- [Task item]: Retype the material below, keeping each line identical.
Records supplied below:
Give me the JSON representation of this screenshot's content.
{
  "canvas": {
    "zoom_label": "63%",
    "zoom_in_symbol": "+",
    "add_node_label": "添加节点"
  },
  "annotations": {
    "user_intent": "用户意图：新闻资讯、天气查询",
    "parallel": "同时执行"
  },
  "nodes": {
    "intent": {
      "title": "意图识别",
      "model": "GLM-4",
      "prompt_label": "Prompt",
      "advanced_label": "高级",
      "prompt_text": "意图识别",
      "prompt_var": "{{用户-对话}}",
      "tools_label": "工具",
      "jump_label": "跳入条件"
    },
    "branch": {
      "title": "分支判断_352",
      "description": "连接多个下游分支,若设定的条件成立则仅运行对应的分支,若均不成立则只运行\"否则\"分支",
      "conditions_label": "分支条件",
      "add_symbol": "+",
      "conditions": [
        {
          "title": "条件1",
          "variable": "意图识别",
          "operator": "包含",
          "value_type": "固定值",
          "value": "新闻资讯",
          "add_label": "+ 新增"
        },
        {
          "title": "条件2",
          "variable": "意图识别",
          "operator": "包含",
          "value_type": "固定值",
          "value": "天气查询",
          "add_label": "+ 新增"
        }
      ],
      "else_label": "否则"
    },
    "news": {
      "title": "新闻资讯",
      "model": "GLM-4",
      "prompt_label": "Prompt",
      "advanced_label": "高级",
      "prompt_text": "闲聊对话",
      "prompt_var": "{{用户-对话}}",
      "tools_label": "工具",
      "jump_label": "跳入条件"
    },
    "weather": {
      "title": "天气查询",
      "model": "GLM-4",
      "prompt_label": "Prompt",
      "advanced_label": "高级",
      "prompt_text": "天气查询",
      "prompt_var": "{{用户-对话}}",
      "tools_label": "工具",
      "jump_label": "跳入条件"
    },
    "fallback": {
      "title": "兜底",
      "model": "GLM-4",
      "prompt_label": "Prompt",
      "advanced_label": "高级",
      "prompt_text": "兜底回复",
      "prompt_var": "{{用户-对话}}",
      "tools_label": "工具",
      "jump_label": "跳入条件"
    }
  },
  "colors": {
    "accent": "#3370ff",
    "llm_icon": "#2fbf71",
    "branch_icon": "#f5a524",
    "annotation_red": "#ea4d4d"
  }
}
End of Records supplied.
- [The answer]:
Give me the JSON representation of this screenshot's content.
{
  "canvas": {
    "zoom_label": "63%",
    "zoom_in_symbol": "+",
    "add_node_label": "添加节点"
  },
  "annotations": {
    "user_intent": "用户意图：新闻资讯、天气查询",
    "parallel": "同时执行"
  },
  "nodes": {
    "intent": {
      "title": "意图识别",
      "model": "GLM-4",
      "prompt_label": "Prompt",
      "advanced_label": "高级",
      "prompt_text": "意图识别",
      "prompt_var": "{{用户-对话}}",
      "tools_label": "工具",
      "jump_label": "跳入条件"
    },
    "branch": {
      "title": "分支判断_352",
      "description": "连接多个下游分支,若设定的条件成立则仅运行对应的分支,若均不成立则只运行\"否则\"分支",
      "conditions_label": "分支条件",
      "add_symbol": "+",
      "conditions": [
        {
          "title": "条件1",
          "variable": "意图识别",
          "operator": "包含",
          "value_type": "固定值",
          "value": "新闻资讯",
          "add_label": "+ 新增"
        },
        {
          "title": "条件2",
          "variable": "意图识别",
          "operator": "包含",
          "value_type": "固定值",
          "value": "天气查询",
          "add_label": "+ 新增"
        }
      ],
      "else_label": "否则"
    },
    "news": {
      "title": "新闻资讯",
      "model": "GLM-4",
      "prompt_label": "Prompt",
      "advanced_label": "高级",
      "prompt_text": "闲聊对话",
      "prompt_var": "{{用户-对话}}",
      "tools_label": "工具",
      "jump_label": "跳入条件"
    },
    "weather": {
      "title": "天气查询",
      "model": "GLM-4",
      "prompt_label": "Prompt",
      "advanced_label": "高级",
      "prompt_text": "天气查询",
      "prompt_var": "{{用户-对话}}",
      "tools_label": "工具",
      "jump_label": "跳入条件"
    },
    "fallback": {
      "title": "兜底",
      "model": "GLM-4",
      "prompt_label": "Prompt",
      "advanced_label": "高级",
      "prompt_text": "兜底回复",
      "prompt_var": "{{用户-对话}}",
      "tools_label": "工具",
      "jump_label": "跳入条件"
    }
  },
  "colors": {
    "accent": "#3370ff",
    "llm_icon": "#2fbf71",
    "branch_icon": "#f5a524",
    "annotation_red": "#ea4d4d"
  }
}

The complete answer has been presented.